RECORD EXTRACTS START
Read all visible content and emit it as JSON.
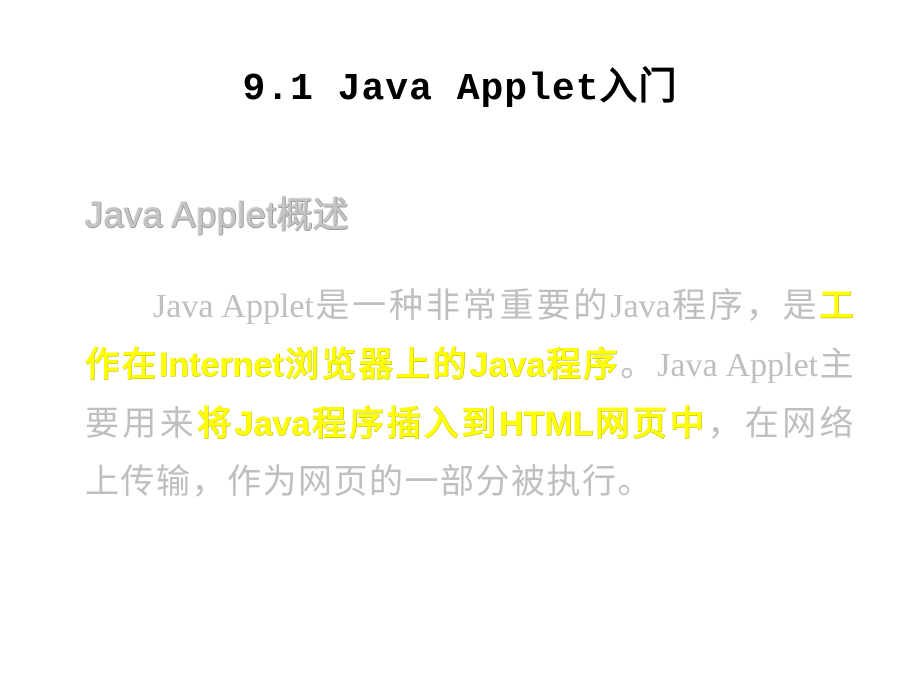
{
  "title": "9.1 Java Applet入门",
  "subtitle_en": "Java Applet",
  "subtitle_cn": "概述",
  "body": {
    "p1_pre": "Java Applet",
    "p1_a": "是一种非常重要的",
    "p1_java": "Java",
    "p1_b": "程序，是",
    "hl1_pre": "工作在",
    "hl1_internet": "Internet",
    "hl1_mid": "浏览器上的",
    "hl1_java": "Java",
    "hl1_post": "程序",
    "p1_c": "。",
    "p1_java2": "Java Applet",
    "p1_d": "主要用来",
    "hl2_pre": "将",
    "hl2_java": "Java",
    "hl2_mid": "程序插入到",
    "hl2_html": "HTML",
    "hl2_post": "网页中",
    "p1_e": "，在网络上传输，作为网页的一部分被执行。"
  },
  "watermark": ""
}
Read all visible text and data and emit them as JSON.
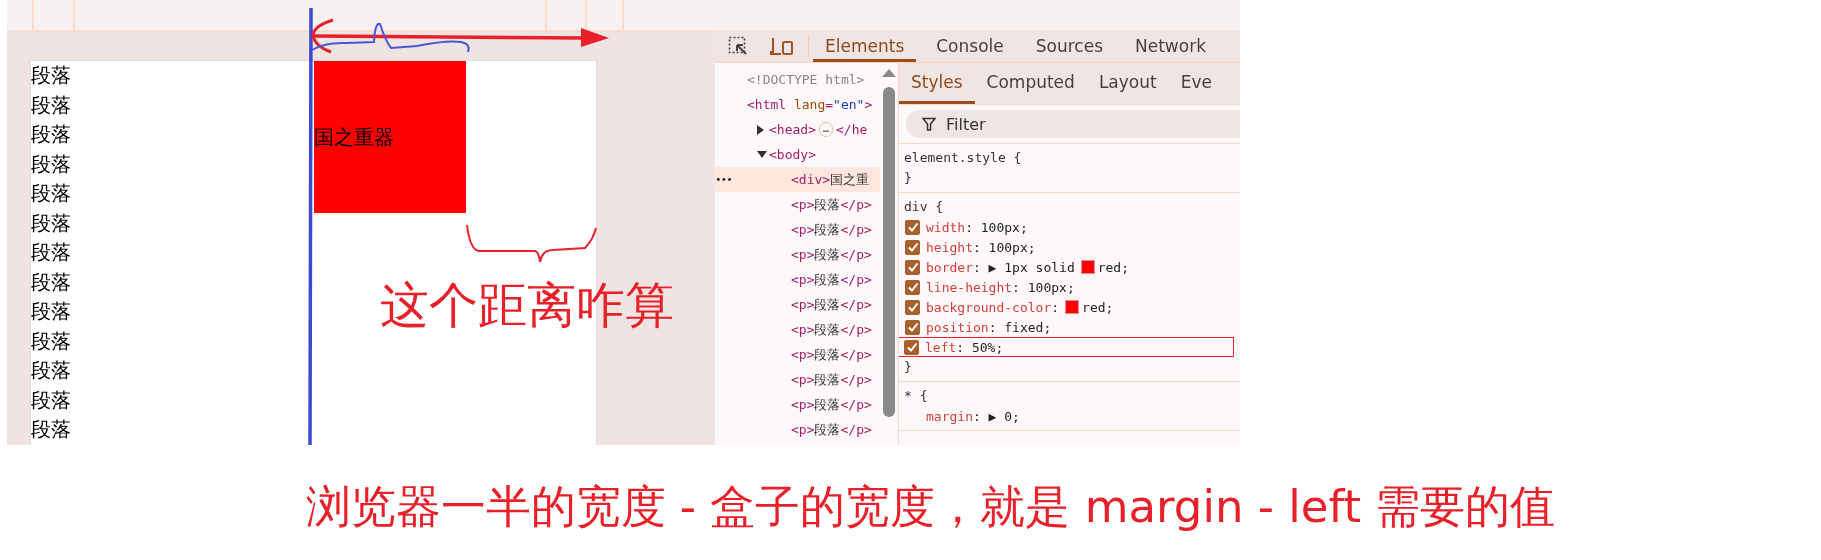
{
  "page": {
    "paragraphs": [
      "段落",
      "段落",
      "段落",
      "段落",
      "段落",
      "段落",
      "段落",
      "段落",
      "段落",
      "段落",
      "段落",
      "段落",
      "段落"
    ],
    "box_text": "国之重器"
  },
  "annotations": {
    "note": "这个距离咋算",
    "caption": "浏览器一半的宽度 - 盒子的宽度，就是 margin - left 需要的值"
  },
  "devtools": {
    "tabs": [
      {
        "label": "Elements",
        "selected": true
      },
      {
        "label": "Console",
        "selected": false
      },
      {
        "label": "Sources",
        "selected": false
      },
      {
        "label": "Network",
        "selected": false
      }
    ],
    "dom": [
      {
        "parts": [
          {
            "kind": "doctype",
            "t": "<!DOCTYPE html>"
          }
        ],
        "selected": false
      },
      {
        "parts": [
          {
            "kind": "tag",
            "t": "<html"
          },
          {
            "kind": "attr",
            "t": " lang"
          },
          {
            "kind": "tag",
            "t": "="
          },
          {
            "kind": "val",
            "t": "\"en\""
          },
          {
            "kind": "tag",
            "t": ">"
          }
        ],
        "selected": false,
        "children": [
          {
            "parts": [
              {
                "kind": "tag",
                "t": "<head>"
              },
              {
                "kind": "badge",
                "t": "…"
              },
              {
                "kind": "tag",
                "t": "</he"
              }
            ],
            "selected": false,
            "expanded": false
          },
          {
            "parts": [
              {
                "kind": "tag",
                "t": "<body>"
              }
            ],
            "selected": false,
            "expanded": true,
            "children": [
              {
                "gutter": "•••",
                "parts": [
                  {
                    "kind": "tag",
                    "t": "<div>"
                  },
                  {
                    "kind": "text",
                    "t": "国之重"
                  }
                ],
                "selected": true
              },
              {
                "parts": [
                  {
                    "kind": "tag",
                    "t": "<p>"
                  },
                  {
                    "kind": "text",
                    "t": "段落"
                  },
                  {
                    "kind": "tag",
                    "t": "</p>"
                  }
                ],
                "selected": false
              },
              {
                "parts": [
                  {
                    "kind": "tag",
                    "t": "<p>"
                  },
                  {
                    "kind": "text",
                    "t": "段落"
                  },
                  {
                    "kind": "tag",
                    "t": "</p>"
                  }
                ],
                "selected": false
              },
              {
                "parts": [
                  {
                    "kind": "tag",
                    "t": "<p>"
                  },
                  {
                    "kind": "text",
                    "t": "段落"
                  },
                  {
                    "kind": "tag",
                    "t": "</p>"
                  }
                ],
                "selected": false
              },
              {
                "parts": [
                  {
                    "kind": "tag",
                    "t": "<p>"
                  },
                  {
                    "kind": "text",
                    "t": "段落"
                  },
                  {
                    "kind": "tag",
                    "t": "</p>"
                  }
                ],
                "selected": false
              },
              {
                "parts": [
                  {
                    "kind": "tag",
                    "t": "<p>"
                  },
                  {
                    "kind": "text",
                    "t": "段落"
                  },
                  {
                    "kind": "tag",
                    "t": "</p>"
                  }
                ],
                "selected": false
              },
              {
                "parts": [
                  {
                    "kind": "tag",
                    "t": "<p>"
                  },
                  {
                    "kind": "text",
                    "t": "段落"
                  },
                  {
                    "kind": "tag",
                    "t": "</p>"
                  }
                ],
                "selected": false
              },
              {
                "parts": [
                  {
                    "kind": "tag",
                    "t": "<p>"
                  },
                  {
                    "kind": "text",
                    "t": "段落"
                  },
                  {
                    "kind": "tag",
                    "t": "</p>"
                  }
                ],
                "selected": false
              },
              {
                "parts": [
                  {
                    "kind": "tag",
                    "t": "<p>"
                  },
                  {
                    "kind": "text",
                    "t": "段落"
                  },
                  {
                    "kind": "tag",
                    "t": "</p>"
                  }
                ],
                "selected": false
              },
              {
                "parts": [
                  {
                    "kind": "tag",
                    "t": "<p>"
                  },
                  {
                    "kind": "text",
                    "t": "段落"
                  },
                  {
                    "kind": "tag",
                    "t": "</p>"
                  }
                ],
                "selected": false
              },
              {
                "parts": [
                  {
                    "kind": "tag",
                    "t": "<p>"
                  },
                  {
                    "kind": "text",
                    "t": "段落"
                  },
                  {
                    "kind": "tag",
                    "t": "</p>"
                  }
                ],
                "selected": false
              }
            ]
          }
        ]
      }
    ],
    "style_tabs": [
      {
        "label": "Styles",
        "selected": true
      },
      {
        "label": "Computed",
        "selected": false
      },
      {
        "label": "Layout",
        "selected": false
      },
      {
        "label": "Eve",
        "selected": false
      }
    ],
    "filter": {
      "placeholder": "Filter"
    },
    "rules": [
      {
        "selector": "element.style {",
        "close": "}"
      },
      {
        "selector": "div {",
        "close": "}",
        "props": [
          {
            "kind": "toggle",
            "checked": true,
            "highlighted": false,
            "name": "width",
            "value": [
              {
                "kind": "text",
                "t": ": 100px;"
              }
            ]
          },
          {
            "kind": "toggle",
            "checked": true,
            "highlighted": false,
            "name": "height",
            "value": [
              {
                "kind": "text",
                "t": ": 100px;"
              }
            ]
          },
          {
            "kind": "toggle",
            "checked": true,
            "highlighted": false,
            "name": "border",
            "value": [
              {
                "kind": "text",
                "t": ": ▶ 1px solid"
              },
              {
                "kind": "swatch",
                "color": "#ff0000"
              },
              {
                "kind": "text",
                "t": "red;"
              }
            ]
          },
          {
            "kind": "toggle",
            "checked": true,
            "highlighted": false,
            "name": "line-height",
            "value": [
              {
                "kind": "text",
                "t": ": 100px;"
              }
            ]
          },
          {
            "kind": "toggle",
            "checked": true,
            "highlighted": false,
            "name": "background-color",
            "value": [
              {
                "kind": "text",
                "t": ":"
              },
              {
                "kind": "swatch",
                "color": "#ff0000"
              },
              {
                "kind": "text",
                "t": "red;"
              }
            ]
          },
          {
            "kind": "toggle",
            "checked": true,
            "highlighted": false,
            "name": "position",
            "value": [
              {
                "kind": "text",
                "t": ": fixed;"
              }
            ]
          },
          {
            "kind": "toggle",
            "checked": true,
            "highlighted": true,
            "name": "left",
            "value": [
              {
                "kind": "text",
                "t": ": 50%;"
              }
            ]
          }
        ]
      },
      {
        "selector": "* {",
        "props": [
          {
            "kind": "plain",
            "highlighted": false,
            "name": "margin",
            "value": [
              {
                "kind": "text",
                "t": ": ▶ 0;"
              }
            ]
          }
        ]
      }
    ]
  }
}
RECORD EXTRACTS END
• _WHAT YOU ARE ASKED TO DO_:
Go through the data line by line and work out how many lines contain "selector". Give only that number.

• _SOLUTION TO THIS TASK_:
3